A city-run nonprofit that doles out millions of dollars to community groups with little oversight has hired a law firm to help restore its tax-exempt status, a step its chairman said was the latest in “righting the ship.”
The Philadelphia Activities Fund, which has a $2.5 million annual budget, had for years allowed district City Council members to unilaterally give away hundreds of thousands of dollars to groups and people of their choosing.
This week, the fund hired Chesire Law Group, a Germantown-based firm, with the goal of “getting the board professionalized,” according to Councilman Brian O’Neill, the fund’s chairman.
First step: Getting the fund’s federal charity status back.
The Inquirer reported last month that the IRS revoked the fund’s federal tax-exempt status nearly a decade ago for failure to file tax returns — a fact board members didn’t realize until being told by a reporter. Not having a federal tax exemption was essentially a violation of the fund’s bylaws.
Hiring the law firm is the latest step in a series of reforms since the Inquirer story. “It’s a good thing to get started on righting the ship,” O’Neill said.
What the law firm will do
A small, female-owned firm, Cheshire Law Group specializes in advising nonprofits. Its hiring followed the recommendation of Parks and Recreation Commissioner Kathryn Ott Lovell, who serves as the fund’s vice president but is a nonvoting member.
O’Neill said a contract was signed Tuesday. The firm will be paid up to $340 an hour. The contract is capped at $30,000, since it was not publicly bid.
O’Neill said he wasn’t sure how long the lawyers would take to do the work. But he doesn’t expect them to reach the cap. He said he hopes to hire an auditor once the nonprofit lawyers have straightened out some of the legal and tax issues.
The fund’s board of directors consists of three Council members — O’Neill, Cindy Bass, and Jannie L. Blackwell — plus a Council staffer and three others with ties to the Parks and Recreation Department, including its commissioner, Kathryn Ott Lovell. Most of the members have previously served or run nonprofits.
It was only in the last year that the fund’s board began regularly meeting and started getting up to speed on the fund’s operations.
“We didn’t even have the bylaws until last meeting,” O’Neill said.
He said the board will review the bylaws to learn what it should be doing or what should be amended. “Some of it is pretty straightforward that hasn’t been followed but should be easy to fix,” he said.
Will closed-door meetings end?

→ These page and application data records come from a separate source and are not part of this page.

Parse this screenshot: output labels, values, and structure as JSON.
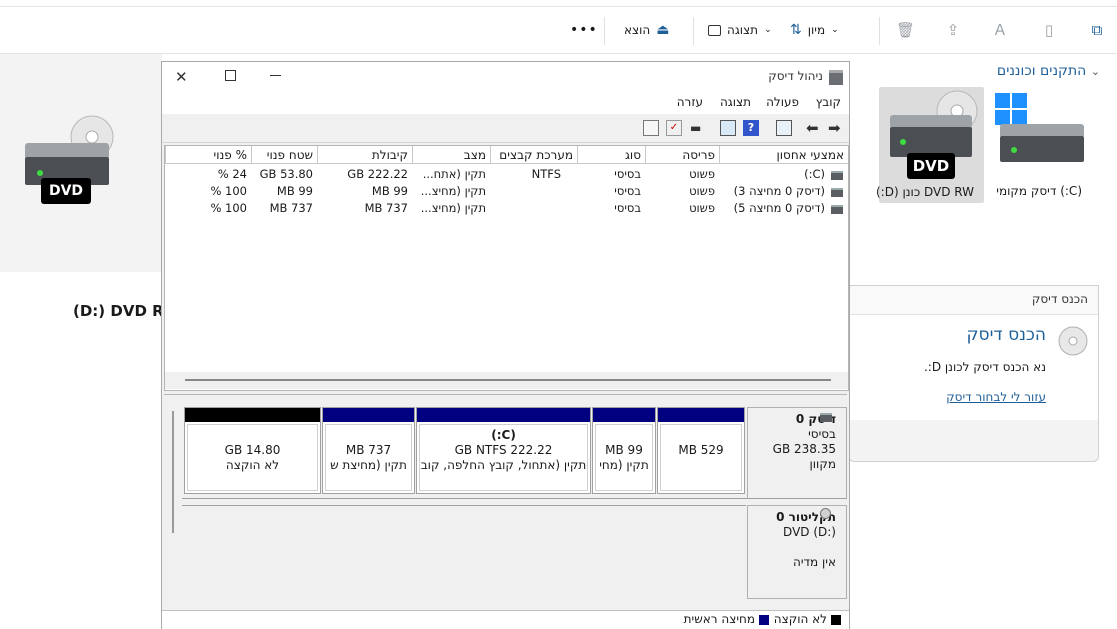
{
  "explorer": {
    "toolbar": {
      "more_label": "•••",
      "eject_label": "הוצא",
      "view_label": "תצוגה",
      "sort_label": "מיון"
    },
    "section_title": "התקנים וכוננים",
    "drives": [
      {
        "name": "(C:) דיסק מקומי"
      },
      {
        "name": "DVD RW כונן (D:)",
        "badge": "DVD"
      }
    ],
    "left_badge": "DVD",
    "left_drive_label": "(D:) DVD RW"
  },
  "insert_disk": {
    "title_bar": "הכנס דיסק",
    "heading": "הכנס דיסק",
    "message": "נא הכנס דיסק לכונן D:.",
    "help_link": "עזור לי לבחור דיסק"
  },
  "disk_mgmt": {
    "title": "ניהול דיסק",
    "menu": [
      "קובץ",
      "פעולה",
      "תצוגה",
      "עזרה"
    ],
    "columns": [
      "אמצעי אחסון",
      "פריסה",
      "סוג",
      "מערכת קבצים",
      "מצב",
      "קיבולת",
      "שטח פנוי",
      "% פנוי"
    ],
    "rows": [
      [
        "(C:)",
        "פשוט",
        "בסיסי",
        "NTFS",
        "תקין (אתח...",
        "GB 222.22",
        "GB 53.80",
        "24 %"
      ],
      [
        "(דיסק 0 מחיצה 3)",
        "פשוט",
        "בסיסי",
        "",
        "תקין (מחיצ...",
        "MB 99",
        "MB 99",
        "100 %"
      ],
      [
        "(דיסק 0 מחיצה 5)",
        "פשוט",
        "בסיסי",
        "",
        "תקין (מחיצ...",
        "MB 737",
        "MB 737",
        "100 %"
      ]
    ],
    "disk0": {
      "name": "דיסק 0",
      "type": "בסיסי",
      "size": "GB 238.35",
      "status": "מקוון",
      "partitions": [
        {
          "line1": "MB 529",
          "line2": ""
        },
        {
          "line1": "MB 99",
          "line2": "תקין (מחי"
        },
        {
          "line1": "(C:)",
          "line2": "GB NTFS 222.22",
          "line3": "תקין (אתחול, קובץ החלפה, קוב"
        },
        {
          "line1": "MB 737",
          "line2": "תקין (מחיצת ש"
        },
        {
          "line1": "GB 14.80",
          "line2": "לא הוקצה"
        }
      ]
    },
    "cdrom0": {
      "name": "תקליטור 0",
      "type": "DVD (D:)",
      "status": "אין מדיה"
    },
    "legend": {
      "unallocated": "לא הוקצה",
      "primary": "מחיצה ראשית"
    }
  },
  "colors": {
    "primary_partition": "#000080",
    "unallocated": "#000000",
    "link": "#1f5f99"
  }
}
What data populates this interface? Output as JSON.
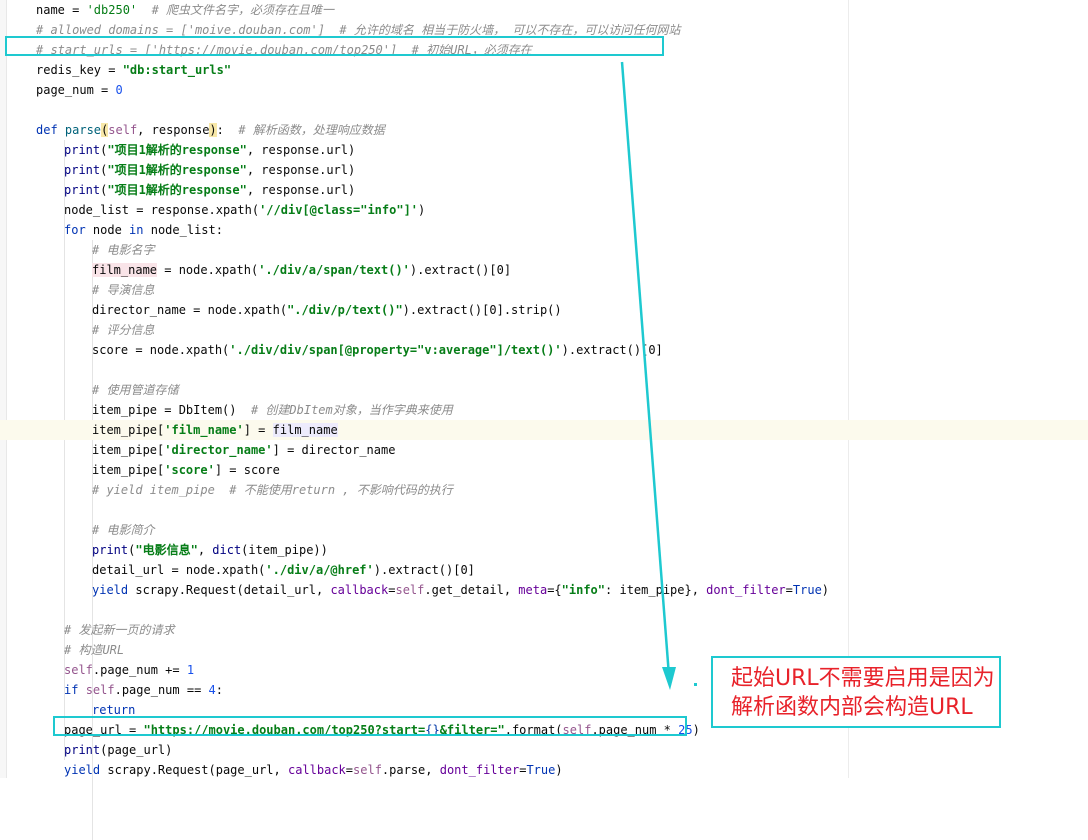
{
  "editor": {
    "lines": [
      [
        [
          "",
          "name = "
        ],
        [
          "st",
          "'db250'"
        ],
        [
          "",
          "  "
        ],
        [
          "cm",
          "# 爬虫文件名字，必须存在且唯一"
        ]
      ],
      [
        [
          "cm",
          "# allowed_domains = ['moive.douban.com']  # 允许的域名 相当于防火墙， 可以不存在，可以访问任何网站"
        ]
      ],
      [
        [
          "cm",
          "# start_urls = ['https://movie.douban.com/top250']  # 初始URL，必须存在"
        ]
      ],
      [
        [
          "",
          "redis_key = "
        ],
        [
          "sb",
          "\"db:start_urls\""
        ]
      ],
      [
        [
          "",
          "page_num = "
        ],
        [
          "nm",
          "0"
        ]
      ],
      [],
      [
        [
          "kw",
          "def "
        ],
        [
          "fn",
          "parse"
        ],
        [
          "paren-match",
          "("
        ],
        [
          "sf",
          "self"
        ],
        [
          "",
          ", response"
        ],
        [
          "paren-match",
          ")"
        ],
        [
          "",
          ":  "
        ],
        [
          "cm",
          "# 解析函数，处理响应数据"
        ]
      ],
      [
        [
          "bi",
          "print"
        ],
        [
          "",
          "("
        ],
        [
          "sb",
          "\"项目1解析的response\""
        ],
        [
          "",
          ", response.url)"
        ]
      ],
      [
        [
          "bi",
          "print"
        ],
        [
          "",
          "("
        ],
        [
          "sb",
          "\"项目1解析的response\""
        ],
        [
          "",
          ", response.url)"
        ]
      ],
      [
        [
          "bi",
          "print"
        ],
        [
          "",
          "("
        ],
        [
          "sb",
          "\"项目1解析的response\""
        ],
        [
          "",
          ", response.url)"
        ]
      ],
      [
        [
          "",
          "node_list = response.xpath("
        ],
        [
          "sb",
          "'//div[@class=\"info\"]'"
        ],
        [
          "",
          ")"
        ]
      ],
      [
        [
          "kw",
          "for "
        ],
        [
          "",
          "node "
        ],
        [
          "kw",
          "in "
        ],
        [
          "",
          "node_list:"
        ]
      ],
      [
        [
          "cm",
          "# 电影名字"
        ]
      ],
      [
        [
          "var-hl",
          "film_name"
        ],
        [
          "",
          " = node.xpath("
        ],
        [
          "sb",
          "'./div/a/span/text()'"
        ],
        [
          "",
          ").extract()[0]"
        ]
      ],
      [
        [
          "cm",
          "# 导演信息"
        ]
      ],
      [
        [
          "",
          "director_name = node.xpath("
        ],
        [
          "sb",
          "\"./div/p/text()\""
        ],
        [
          "",
          ").extract()[0].strip()"
        ]
      ],
      [
        [
          "cm",
          "# 评分信息"
        ]
      ],
      [
        [
          "",
          "score = node.xpath("
        ],
        [
          "sb",
          "'./div/div/span[@property=\"v:average\"]/text()'"
        ],
        [
          "",
          ").extract()[0]"
        ]
      ],
      [],
      [
        [
          "cm",
          "# 使用管道存储"
        ]
      ],
      [
        [
          "",
          "item_pipe = DbItem()  "
        ],
        [
          "cm",
          "# 创建DbItem对象，当作字典来使用"
        ]
      ],
      [
        [
          "",
          "item_pipe["
        ],
        [
          "sb",
          "'film_name'"
        ],
        [
          "",
          "] = "
        ],
        [
          "var-hl2",
          "film_name"
        ]
      ],
      [
        [
          "",
          "item_pipe["
        ],
        [
          "sb",
          "'director_name'"
        ],
        [
          "",
          "] = director_name"
        ]
      ],
      [
        [
          "",
          "item_pipe["
        ],
        [
          "sb",
          "'score'"
        ],
        [
          "",
          "] = score"
        ]
      ],
      [
        [
          "cm",
          "# yield item_pipe  # 不能使用return , 不影响代码的执行"
        ]
      ],
      [],
      [
        [
          "cm",
          "# 电影简介"
        ]
      ],
      [
        [
          "bi",
          "print"
        ],
        [
          "",
          "("
        ],
        [
          "sb",
          "\"电影信息\""
        ],
        [
          "",
          ", "
        ],
        [
          "bi",
          "dict"
        ],
        [
          "",
          "(item_pipe))"
        ]
      ],
      [
        [
          "",
          "detail_url = node.xpath("
        ],
        [
          "sb",
          "'./div/a/@href'"
        ],
        [
          "",
          ").extract()[0]"
        ]
      ],
      [
        [
          "kw",
          "yield "
        ],
        [
          "",
          "scrapy.Request(detail_url, "
        ],
        [
          "kwarg",
          "callback"
        ],
        [
          "",
          "="
        ],
        [
          "sf",
          "self"
        ],
        [
          "",
          ".get_detail, "
        ],
        [
          "kwarg",
          "meta"
        ],
        [
          "",
          "={"
        ],
        [
          "sb",
          "\"info\""
        ],
        [
          "",
          ": item_pipe}, "
        ],
        [
          "kwarg",
          "dont_filter"
        ],
        [
          "",
          "="
        ],
        [
          "kw",
          "True"
        ],
        [
          "",
          ")"
        ]
      ],
      [],
      [
        [
          "cm",
          "# 发起新一页的请求"
        ]
      ],
      [
        [
          "cm",
          "# 构造URL"
        ]
      ],
      [
        [
          "sf",
          "self"
        ],
        [
          "",
          ".page_num += "
        ],
        [
          "nm",
          "1"
        ]
      ],
      [
        [
          "kw",
          "if "
        ],
        [
          "sf",
          "self"
        ],
        [
          "",
          ".page_num == "
        ],
        [
          "nm",
          "4"
        ],
        [
          "",
          ":"
        ]
      ],
      [
        [
          "kw",
          "return"
        ]
      ],
      [
        [
          "",
          "page_url = "
        ],
        [
          "sb",
          "\"https://movie.douban.com/top250?start="
        ],
        [
          "ec",
          "{}"
        ],
        [
          "sb",
          "&filter=\""
        ],
        [
          "",
          ".format("
        ],
        [
          "sf",
          "self"
        ],
        [
          "",
          ".page_num * "
        ],
        [
          "nm",
          "25"
        ],
        [
          "",
          ")"
        ]
      ],
      [
        [
          "bi",
          "print"
        ],
        [
          "",
          "(page_url)"
        ]
      ],
      [
        [
          "kw",
          "yield "
        ],
        [
          "",
          "scrapy.Request(page_url, "
        ],
        [
          "kwarg",
          "callback"
        ],
        [
          "",
          "="
        ],
        [
          "sf",
          "self"
        ],
        [
          "",
          ".parse, "
        ],
        [
          "kwarg",
          "dont_filter"
        ],
        [
          "",
          "="
        ],
        [
          "kw",
          "True"
        ],
        [
          "",
          ")"
        ]
      ]
    ]
  },
  "annotation": {
    "callout_text": "起始URL不需要启用是因为解析函数内部会构造URL",
    "accent_color": "#1ec9d0",
    "text_color": "#e8222a"
  }
}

Currently, the board meets behind closed doors, and decisions are left to district Council members’ discretion. Due to the opaque nature of the fund’s operations, nonprofit experts have suggested that the Activities Fund open its meetings to the public.
Beth Gazley, a professor and nonprofit expert at the Paul H. O’Neill School of Public and Environmental Affairs at Indiana University, said that cities sometimes create nonprofits to make grant-making easier, but that transparency can be lost.
“If you’re city-funded … you should have open meetings," she said. "There’s nothing wrong with that.”
O’Neill previously said open meetings wouldn’t be a good idea because board members wouldn’t be as candid. But this week he said he’s been giving it thought and looking into what other nonprofits do.
He said he one model that might work is to keep personnel and legal matters in a closed executive session — as most public bodies do — but otherwise hold public meetings for decisions.
Both Bass and Blackwell said they would agree to public meetings.
“I don’t mind having meetings open to the public about the Activities Fund,” Blackwell said.